It’s a process that sacralizes everything which sees the Divine in the whole of life, that seeks a merging from the “inside” of the manifestation pursuing the causes, diving consciously into the effects. Tantrism is a “direct” way which “leaps” directly through the process of purification and ascension that is peculiar to all the other traditions. It’s also a difficult path which imposes one to proceed on the edge, pursuing the pleasure of fulfillment without remaining identified with it.
Characteristic of Tantrism is the prevalence of the practice instead of a theoretical reflection, the recourse to a metaphoric language which would seem in many aspects ambiguous (in the sense of ambivalence that is necessary in a dualistic world), and the intense seeking for ecstatic states (that have not to be confused with what is ordinarily intended as “ecstatic”). Obviously, the use of sexual practices is not only allowed, but even recommended, and this is the main reason for the popularity of Tantrism in the collective image inventory.
In fact, in Tantra, it’s the narrowness of our desires that leads to the “perdition”, not the opposite. We grasp just the single and separated aspects of a desire scattering in dozens of little pleasures. In meager words, we don’t know nor do we understand what we really wish for. We are unable to grasp through an ample and conscious vision, that our desire can’t be satisfied by small, limited satisfactions, since it is, in reality a divine desire, a desire of transcendence.
By being satisfied with partial pleasures, we’ll never achieve the complete satisfaction, the beatitude, but we’ll achieve momentary happiness which will soon be overturned by the flow of a dualistic, identified life. There will always remain something of the unsatisfied that will strongly force us to desire again something else, in this and in the other lives (according to the theory of reincarnation).
Certainly, Eros is a fundamental force of life – the desire for beauty, creation and unity that pushes us to action. It’s the emanation of the shakti – the creative energy that animates the entire universe. Only through getting consciously in touch with such force will we achieve the aim of unifying ourselves with the universal force and knowing its causes (the source from which it is born). Such energy surrounds us, animates us and moves at our every action. Any attempt to deny and block it is an act of castration, of limitation. This is the reason why we have to explore every experience, remove any doubt, and verify at first hand what we really wish.

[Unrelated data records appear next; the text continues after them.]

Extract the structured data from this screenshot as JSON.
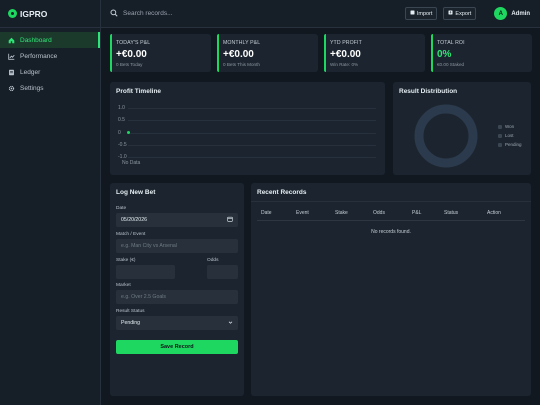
{
  "brand": {
    "name": "IGPRO"
  },
  "sidebar": {
    "items": [
      {
        "label": "Dashboard",
        "icon": "home-icon",
        "active": true
      },
      {
        "label": "Performance",
        "icon": "trend-icon",
        "active": false
      },
      {
        "label": "Ledger",
        "icon": "ledger-icon",
        "active": false
      },
      {
        "label": "Settings",
        "icon": "gear-icon",
        "active": false
      }
    ]
  },
  "topbar": {
    "search_placeholder": "Search records...",
    "import_label": "Import",
    "export_label": "Export",
    "avatar_initial": "A",
    "user_name": "Admin"
  },
  "stats": [
    {
      "label": "TODAY'S P&L",
      "value": "+€0.00",
      "sub": "0 Bets Today"
    },
    {
      "label": "MONTHLY P&L",
      "value": "+€0.00",
      "sub": "0 Bets This Month"
    },
    {
      "label": "YTD PROFIT",
      "value": "+€0.00",
      "sub": "Win Rate: 0%"
    },
    {
      "label": "TOTAL ROI",
      "value": "0%",
      "sub": "€0.00 Staked"
    }
  ],
  "timeline": {
    "title": "Profit Timeline",
    "chart_data": {
      "type": "line",
      "x": [
        "No Data"
      ],
      "series": [
        {
          "values": [
            0
          ]
        }
      ],
      "ylim": [
        -1,
        1
      ],
      "yticks": [
        "1.0",
        "0.5",
        "0",
        "-0.5",
        "-1.0"
      ],
      "color": "#1ed760"
    }
  },
  "distribution": {
    "title": "Result Distribution",
    "legend": [
      "Won",
      "Lost",
      "Pending"
    ]
  },
  "form": {
    "title": "Log New Bet",
    "date_label": "Date",
    "date_value": "05/20/2026",
    "match_label": "Match / Event",
    "match_placeholder": "e.g. Man City vs Arsenal",
    "stake_label": "Stake (€)",
    "odds_label": "Odds",
    "market_label": "Market",
    "market_placeholder": "e.g. Over 2.5 Goals",
    "status_label": "Result Status",
    "status_value": "Pending",
    "save_label": "Save Record"
  },
  "records": {
    "title": "Recent Records",
    "columns": [
      "Date",
      "Event",
      "Stake",
      "Odds",
      "P&L",
      "Status",
      "Action"
    ],
    "empty_text": "No records found."
  },
  "colors": {
    "accent": "#1ed760",
    "background": "#111820",
    "panel": "#1c252f"
  }
}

Also, what usually is not marked in the modern commercial books about tantrism is just the distinctive tract of such a path, namely, the presence of a state of awareness that imposes a constant mental presence during every experience. The life force can be used to overcome our conditioned and automatic nature; better said, it coincides with the push towards transcendence. Indeed, if we didn’t have the desire, would we have the aspiration toward self -development, to awaken?
Speaking about eros (seeing that the popularization of an initiative practice such as Tantra brought to relate it exclusively with sex in a trivial and ignorant way), in the Tantric path it is not suppressed. The fragmentation of our personality that, in consequence, depraves the principle of Eros, must be overcome.
So, even during the sexual practice, there’s a need to amplify the vision to a more universal perspective: the practice has to continuously contemplate the presence of the divine in the force/desire that moves it; it has to consider the partner with respect and without yearning, or possessiveness, and as an expression of the sacred.
The overcoming of the dualist vision is what can emancipate the human being and Tantrism marks with fineness that, beyond every desire lies the fundamental impulse towards Unity. Every state of pleasure produces a sense of unification, while every condition of suffering contains division and contrast.
Life is an experiment we have to accomplish in a conscious way, and the experience in life (and not in a monastery) that is peculiar to tantrism, is the seeking for the original unity within oneself, with others, with the universal forces, with the Source.